◆ **Requirement**
Word for word, please restate each record and pass over the pictures.

◆ **Supplied entries**
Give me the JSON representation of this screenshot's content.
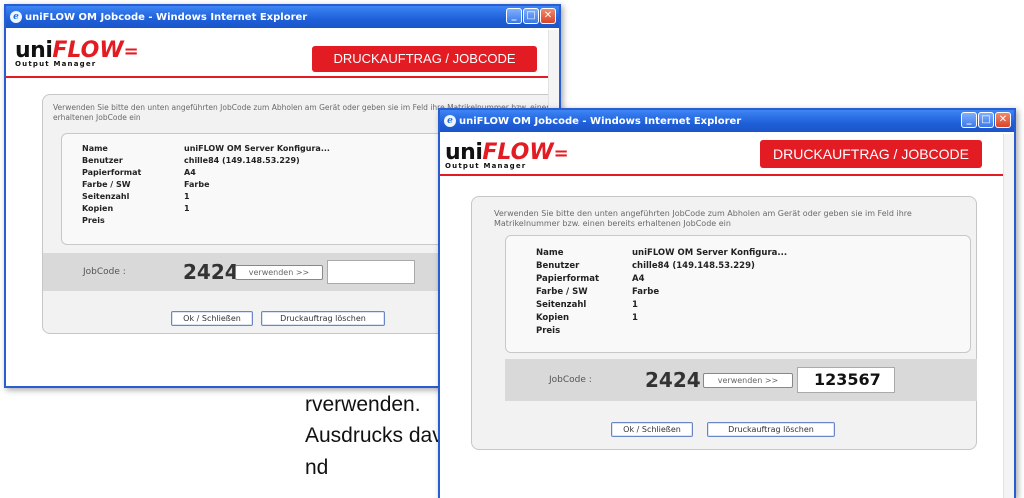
{
  "background": {
    "line1": "rverwenden.",
    "line2": "Ausdrucks davor",
    "line3": "nd",
    "dot": "."
  },
  "window_back": {
    "title": "uniFLOW OM Jobcode - Windows Internet Explorer",
    "logo_text": "uni",
    "logo_flow": "FLOW",
    "logo_sub": "Output Manager",
    "banner": "DRUCKAUFTRAG / JOBCODE",
    "instruction": "Verwenden Sie bitte den unten angeführten JobCode zum Abholen am Gerät oder geben sie im Feld ihre Matrikelnummer bzw. einen bereits erhaltenen JobCode ein",
    "rows": [
      {
        "label": "Name",
        "value": "uniFLOW OM Server Konfigura..."
      },
      {
        "label": "Benutzer",
        "value": "chille84 (149.148.53.229)"
      },
      {
        "label": "Papierformat",
        "value": "A4"
      },
      {
        "label": "Farbe / SW",
        "value": "Farbe"
      },
      {
        "label": "Seitenzahl",
        "value": "1"
      },
      {
        "label": "Kopien",
        "value": "1"
      },
      {
        "label": "Preis",
        "value": ""
      }
    ],
    "jobcode_label": "JobCode :",
    "jobcode_value": "2424",
    "use_button": "verwenden >>",
    "input_value": "",
    "ok_button": "Ok / Schließen",
    "delete_button": "Druckauftrag löschen"
  },
  "window_front": {
    "title": "uniFLOW OM Jobcode - Windows Internet Explorer",
    "logo_text": "uni",
    "logo_flow": "FLOW",
    "logo_sub": "Output Manager",
    "banner": "DRUCKAUFTRAG / JOBCODE",
    "instruction": "Verwenden Sie bitte den unten angeführten JobCode zum Abholen am Gerät oder geben sie im Feld ihre Matrikelnummer bzw. einen bereits erhaltenen JobCode ein",
    "rows": [
      {
        "label": "Name",
        "value": "uniFLOW OM Server Konfigura..."
      },
      {
        "label": "Benutzer",
        "value": "chille84 (149.148.53.229)"
      },
      {
        "label": "Papierformat",
        "value": "A4"
      },
      {
        "label": "Farbe / SW",
        "value": "Farbe"
      },
      {
        "label": "Seitenzahl",
        "value": "1"
      },
      {
        "label": "Kopien",
        "value": "1"
      },
      {
        "label": "Preis",
        "value": ""
      }
    ],
    "jobcode_label": "JobCode :",
    "jobcode_value": "2424",
    "use_button": "verwenden >>",
    "input_value": "123567",
    "ok_button": "Ok / Schließen",
    "delete_button": "Druckauftrag löschen"
  },
  "colors": {
    "titlebar": "#1f5fd8",
    "accent_red": "#e31b23",
    "panel_bg": "#f2f2f2",
    "jobcode_bg": "#d9d9d9"
  },
  "icons": {
    "window_icon": "internet-explorer-icon",
    "minimize": "minimize-icon",
    "maximize": "maximize-icon",
    "close": "close-icon"
  }
}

◆ **Response**
Give me the JSON representation of this screenshot's content.
{
  "background": {
    "line1": "rverwenden.",
    "line2": "Ausdrucks davor",
    "line3": "nd",
    "dot": "."
  },
  "window_back": {
    "title": "uniFLOW OM Jobcode - Windows Internet Explorer",
    "logo_text": "uni",
    "logo_flow": "FLOW",
    "logo_sub": "Output Manager",
    "banner": "DRUCKAUFTRAG / JOBCODE",
    "instruction": "Verwenden Sie bitte den unten angeführten JobCode zum Abholen am Gerät oder geben sie im Feld ihre Matrikelnummer bzw. einen bereits erhaltenen JobCode ein",
    "rows": [
      {
        "label": "Name",
        "value": "uniFLOW OM Server Konfigura..."
      },
      {
        "label": "Benutzer",
        "value": "chille84 (149.148.53.229)"
      },
      {
        "label": "Papierformat",
        "value": "A4"
      },
      {
        "label": "Farbe / SW",
        "value": "Farbe"
      },
      {
        "label": "Seitenzahl",
        "value": "1"
      },
      {
        "label": "Kopien",
        "value": "1"
      },
      {
        "label": "Preis",
        "value": ""
      }
    ],
    "jobcode_label": "JobCode :",
    "jobcode_value": "2424",
    "use_button": "verwenden >>",
    "input_value": "",
    "ok_button": "Ok / Schließen",
    "delete_button": "Druckauftrag löschen"
  },
  "window_front": {
    "title": "uniFLOW OM Jobcode - Windows Internet Explorer",
    "logo_text": "uni",
    "logo_flow": "FLOW",
    "logo_sub": "Output Manager",
    "banner": "DRUCKAUFTRAG / JOBCODE",
    "instruction": "Verwenden Sie bitte den unten angeführten JobCode zum Abholen am Gerät oder geben sie im Feld ihre Matrikelnummer bzw. einen bereits erhaltenen JobCode ein",
    "rows": [
      {
        "label": "Name",
        "value": "uniFLOW OM Server Konfigura..."
      },
      {
        "label": "Benutzer",
        "value": "chille84 (149.148.53.229)"
      },
      {
        "label": "Papierformat",
        "value": "A4"
      },
      {
        "label": "Farbe / SW",
        "value": "Farbe"
      },
      {
        "label": "Seitenzahl",
        "value": "1"
      },
      {
        "label": "Kopien",
        "value": "1"
      },
      {
        "label": "Preis",
        "value": ""
      }
    ],
    "jobcode_label": "JobCode :",
    "jobcode_value": "2424",
    "use_button": "verwenden >>",
    "input_value": "123567",
    "ok_button": "Ok / Schließen",
    "delete_button": "Druckauftrag löschen"
  },
  "colors": {
    "titlebar": "#1f5fd8",
    "accent_red": "#e31b23",
    "panel_bg": "#f2f2f2",
    "jobcode_bg": "#d9d9d9"
  },
  "icons": {
    "window_icon": "internet-explorer-icon",
    "minimize": "minimize-icon",
    "maximize": "maximize-icon",
    "close": "close-icon"
  }
}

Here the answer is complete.